→ WORK ORDER:
Please list all lines of the material below in which the string "kind" occurs.

→ DATASET CONTENT:

○ ○ ○ ○ ○

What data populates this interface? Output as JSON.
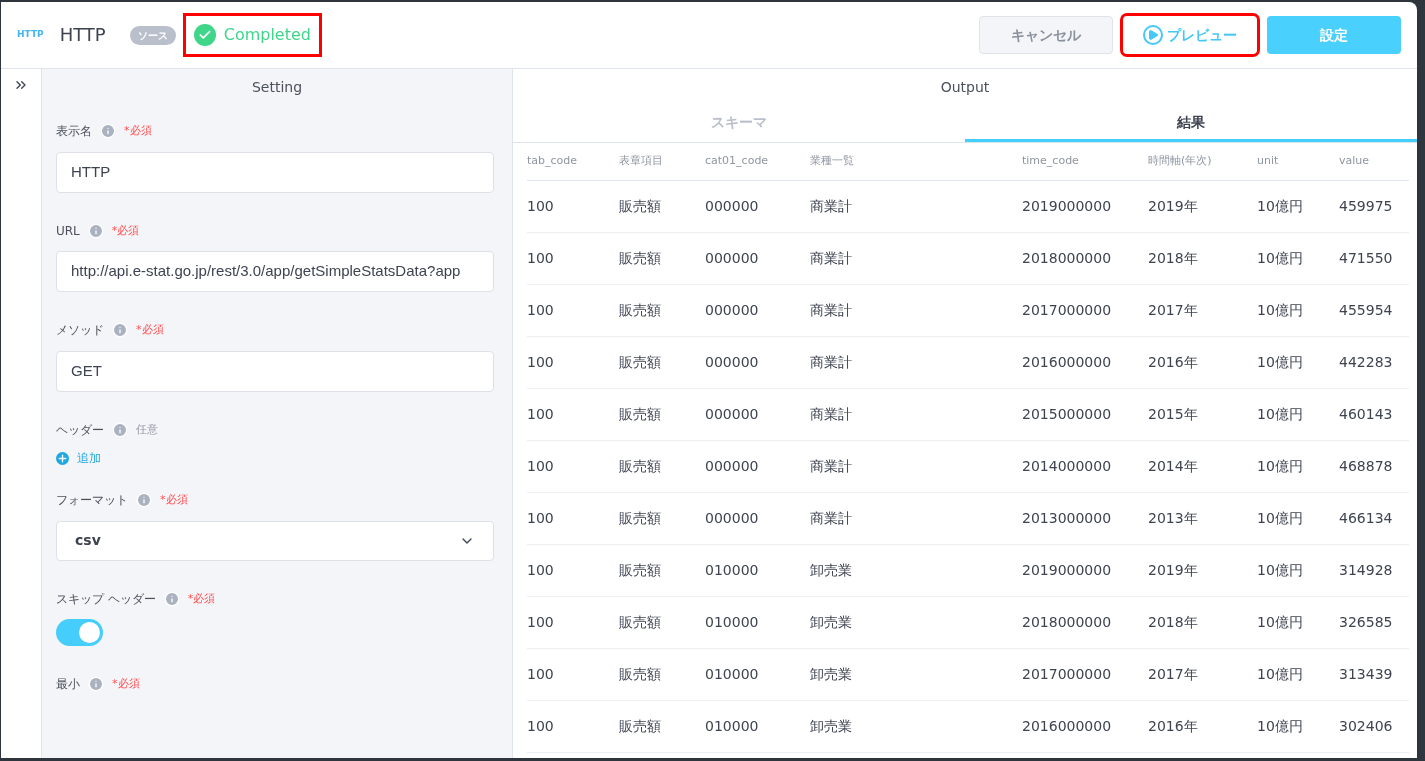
{
  "header": {
    "logo": "HTTP",
    "title": "HTTP",
    "badge": "ソース",
    "status": {
      "label": "Completed",
      "highlighted": true
    },
    "buttons": [
      {
        "label": "キャンセル",
        "kind": "secondary",
        "highlighted": false
      },
      {
        "label": "プレビュー",
        "kind": "preview",
        "highlighted": true
      },
      {
        "label": "設定",
        "kind": "primary",
        "highlighted": false
      }
    ]
  },
  "setting": {
    "title": "Setting",
    "fields": [
      {
        "label": "表示名",
        "requirement": "*必須",
        "required": true,
        "kind": "input",
        "value": "HTTP"
      },
      {
        "label": "URL",
        "requirement": "*必須",
        "required": true,
        "kind": "input",
        "value": "http://api.e-stat.go.jp/rest/3.0/app/getSimpleStatsData?app"
      },
      {
        "label": "メソッド",
        "requirement": "*必須",
        "required": true,
        "kind": "input",
        "value": "GET"
      },
      {
        "label": "ヘッダー",
        "requirement": "任意",
        "required": false,
        "kind": "add",
        "action": "追加"
      },
      {
        "label": "フォーマット",
        "requirement": "*必須",
        "required": true,
        "kind": "select",
        "value": "csv"
      },
      {
        "label": "スキップ ヘッダー",
        "requirement": "*必須",
        "required": true,
        "kind": "toggle",
        "on": true
      },
      {
        "label": "最小",
        "requirement": "*必須",
        "required": true,
        "kind": "label"
      }
    ]
  },
  "output": {
    "title": "Output",
    "tabs": [
      {
        "label": "スキーマ",
        "selected": false
      },
      {
        "label": "結果",
        "selected": true
      }
    ],
    "table": {
      "columns": [
        "tab_code",
        "表章項目",
        "cat01_code",
        "業種一覧",
        "time_code",
        "時間軸(年次)",
        "unit",
        "value"
      ],
      "rows": [
        [
          "100",
          "販売額",
          "000000",
          "商業計",
          "2019000000",
          "2019年",
          "10億円",
          "459975"
        ],
        [
          "100",
          "販売額",
          "000000",
          "商業計",
          "2018000000",
          "2018年",
          "10億円",
          "471550"
        ],
        [
          "100",
          "販売額",
          "000000",
          "商業計",
          "2017000000",
          "2017年",
          "10億円",
          "455954"
        ],
        [
          "100",
          "販売額",
          "000000",
          "商業計",
          "2016000000",
          "2016年",
          "10億円",
          "442283"
        ],
        [
          "100",
          "販売額",
          "000000",
          "商業計",
          "2015000000",
          "2015年",
          "10億円",
          "460143"
        ],
        [
          "100",
          "販売額",
          "000000",
          "商業計",
          "2014000000",
          "2014年",
          "10億円",
          "468878"
        ],
        [
          "100",
          "販売額",
          "000000",
          "商業計",
          "2013000000",
          "2013年",
          "10億円",
          "466134"
        ],
        [
          "100",
          "販売額",
          "010000",
          "卸売業",
          "2019000000",
          "2019年",
          "10億円",
          "314928"
        ],
        [
          "100",
          "販売額",
          "010000",
          "卸売業",
          "2018000000",
          "2018年",
          "10億円",
          "326585"
        ],
        [
          "100",
          "販売額",
          "010000",
          "卸売業",
          "2017000000",
          "2017年",
          "10億円",
          "313439"
        ],
        [
          "100",
          "販売額",
          "010000",
          "卸売業",
          "2016000000",
          "2016年",
          "10億円",
          "302406"
        ]
      ]
    }
  }
}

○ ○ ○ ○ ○

→ TASK ANSWER:
        "kind": "secondary",
        "kind": "preview",
        "kind": "primary",
        "kind": "input",
        "kind": "input",
        "kind": "input",
        "kind": "add",
        "kind": "select",
        "kind": "toggle",
        "kind": "label"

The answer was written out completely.